### DATA PROVIDED
◇ ◇ ◇ ◇ ◇ ◇ ◇

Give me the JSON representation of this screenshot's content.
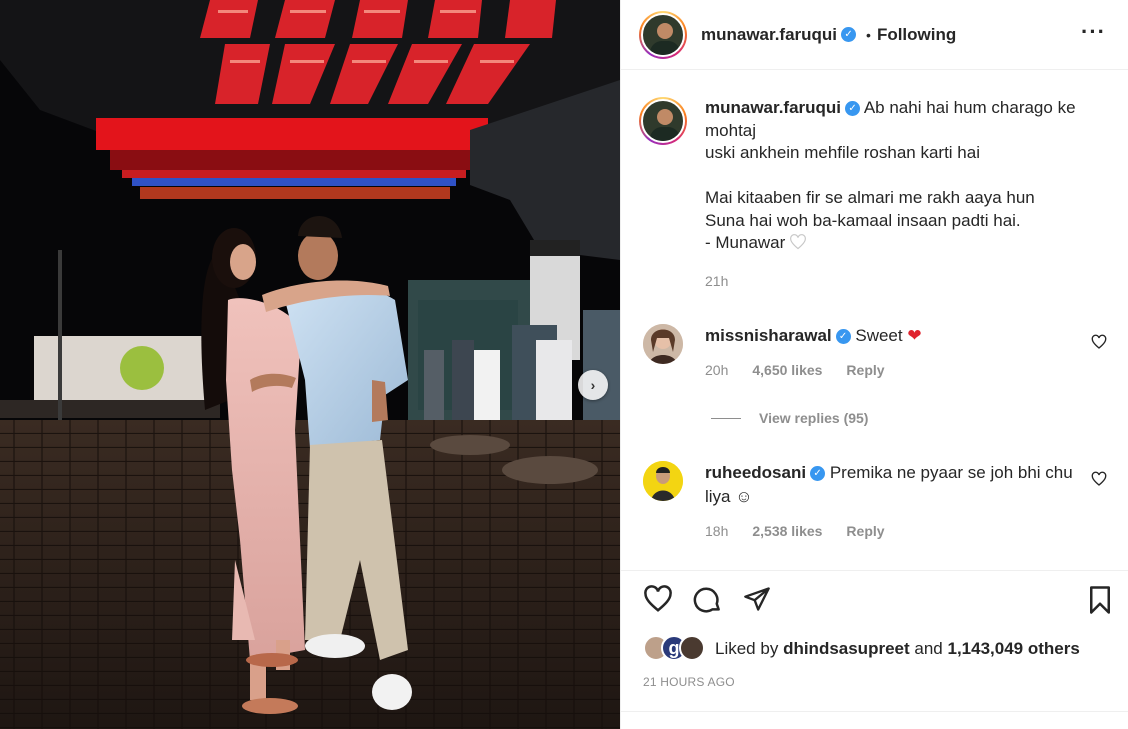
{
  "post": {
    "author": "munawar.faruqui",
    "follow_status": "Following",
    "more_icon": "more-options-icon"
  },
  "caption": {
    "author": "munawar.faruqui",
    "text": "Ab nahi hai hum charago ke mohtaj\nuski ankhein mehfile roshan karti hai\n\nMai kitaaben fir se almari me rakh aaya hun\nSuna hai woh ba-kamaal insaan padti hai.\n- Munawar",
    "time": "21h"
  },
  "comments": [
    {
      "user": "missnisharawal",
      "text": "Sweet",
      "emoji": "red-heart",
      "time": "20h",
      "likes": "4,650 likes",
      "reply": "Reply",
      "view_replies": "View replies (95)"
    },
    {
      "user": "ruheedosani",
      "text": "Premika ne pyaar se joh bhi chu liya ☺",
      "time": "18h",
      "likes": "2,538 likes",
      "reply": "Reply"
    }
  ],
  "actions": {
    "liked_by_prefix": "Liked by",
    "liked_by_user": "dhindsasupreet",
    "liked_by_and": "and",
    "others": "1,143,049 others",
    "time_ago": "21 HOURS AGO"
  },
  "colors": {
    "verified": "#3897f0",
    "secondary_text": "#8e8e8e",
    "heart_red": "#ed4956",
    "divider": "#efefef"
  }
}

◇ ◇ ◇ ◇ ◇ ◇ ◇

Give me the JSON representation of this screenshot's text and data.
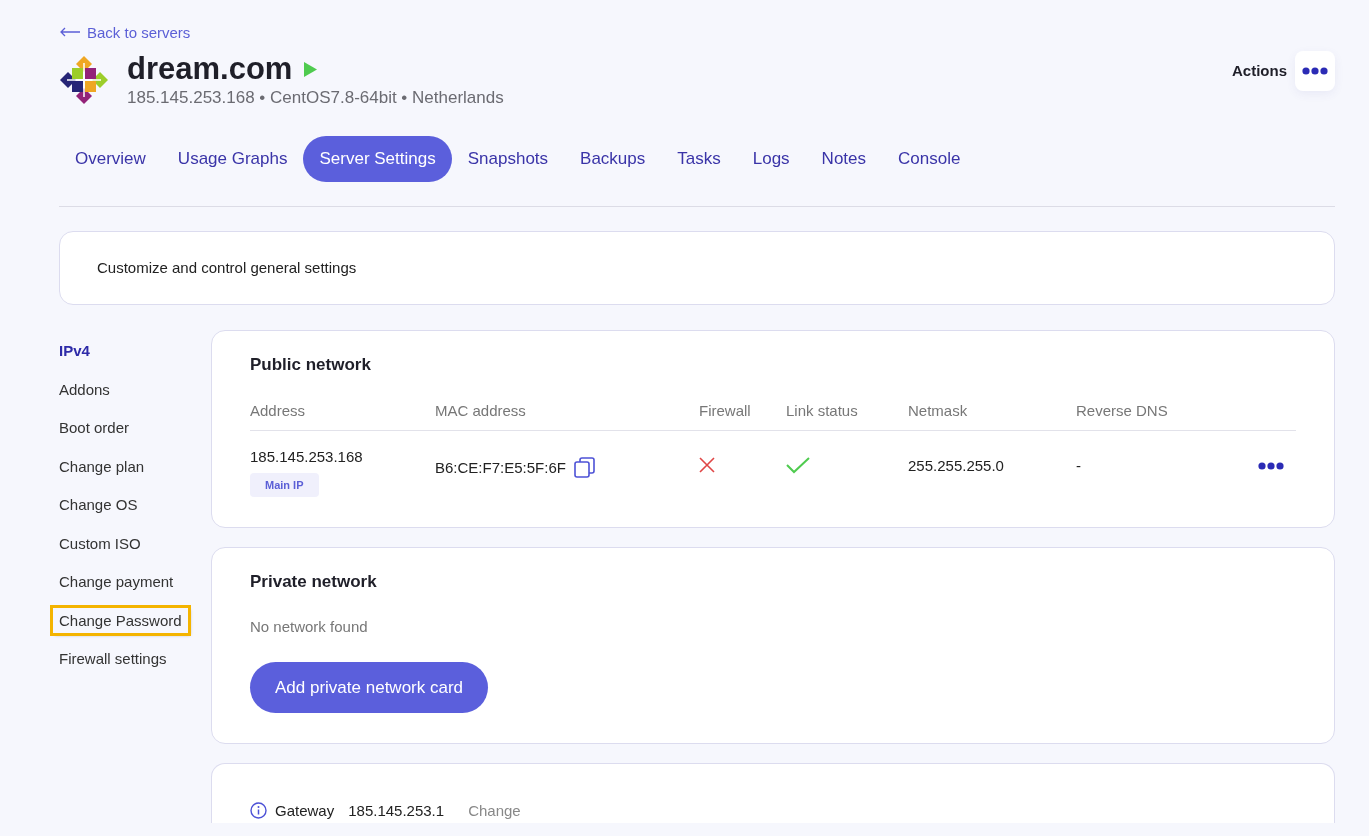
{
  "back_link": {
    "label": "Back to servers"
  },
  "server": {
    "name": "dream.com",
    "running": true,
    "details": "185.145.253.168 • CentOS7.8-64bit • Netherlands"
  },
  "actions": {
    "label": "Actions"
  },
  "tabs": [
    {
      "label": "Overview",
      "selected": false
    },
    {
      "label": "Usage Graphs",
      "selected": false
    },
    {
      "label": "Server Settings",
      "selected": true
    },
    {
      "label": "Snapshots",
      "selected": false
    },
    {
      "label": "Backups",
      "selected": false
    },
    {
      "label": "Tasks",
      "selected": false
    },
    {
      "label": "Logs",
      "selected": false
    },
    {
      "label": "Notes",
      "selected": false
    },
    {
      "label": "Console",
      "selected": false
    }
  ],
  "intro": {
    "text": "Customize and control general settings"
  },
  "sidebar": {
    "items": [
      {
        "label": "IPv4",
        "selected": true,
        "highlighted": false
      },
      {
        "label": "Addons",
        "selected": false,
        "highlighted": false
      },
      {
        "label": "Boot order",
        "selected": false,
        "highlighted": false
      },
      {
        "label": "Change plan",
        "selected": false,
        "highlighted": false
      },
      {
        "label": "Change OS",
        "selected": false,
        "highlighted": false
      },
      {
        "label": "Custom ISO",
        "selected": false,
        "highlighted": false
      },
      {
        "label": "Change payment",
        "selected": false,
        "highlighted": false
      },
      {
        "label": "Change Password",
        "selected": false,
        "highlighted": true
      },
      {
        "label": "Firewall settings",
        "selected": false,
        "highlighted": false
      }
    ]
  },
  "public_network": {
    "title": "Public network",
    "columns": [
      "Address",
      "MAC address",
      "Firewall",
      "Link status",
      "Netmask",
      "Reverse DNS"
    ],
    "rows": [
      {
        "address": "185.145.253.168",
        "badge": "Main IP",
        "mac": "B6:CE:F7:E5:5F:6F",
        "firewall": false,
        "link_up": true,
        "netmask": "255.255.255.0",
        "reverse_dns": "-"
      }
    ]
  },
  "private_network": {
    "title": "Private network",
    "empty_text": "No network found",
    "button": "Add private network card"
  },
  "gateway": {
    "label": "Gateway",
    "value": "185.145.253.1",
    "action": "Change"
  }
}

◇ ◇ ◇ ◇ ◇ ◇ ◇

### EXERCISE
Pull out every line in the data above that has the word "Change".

### FINAL ANSWER
        "label": "Change plan",
        "label": "Change OS",
        "label": "Change payment",
        "label": "Change Password",
    "action": "Change"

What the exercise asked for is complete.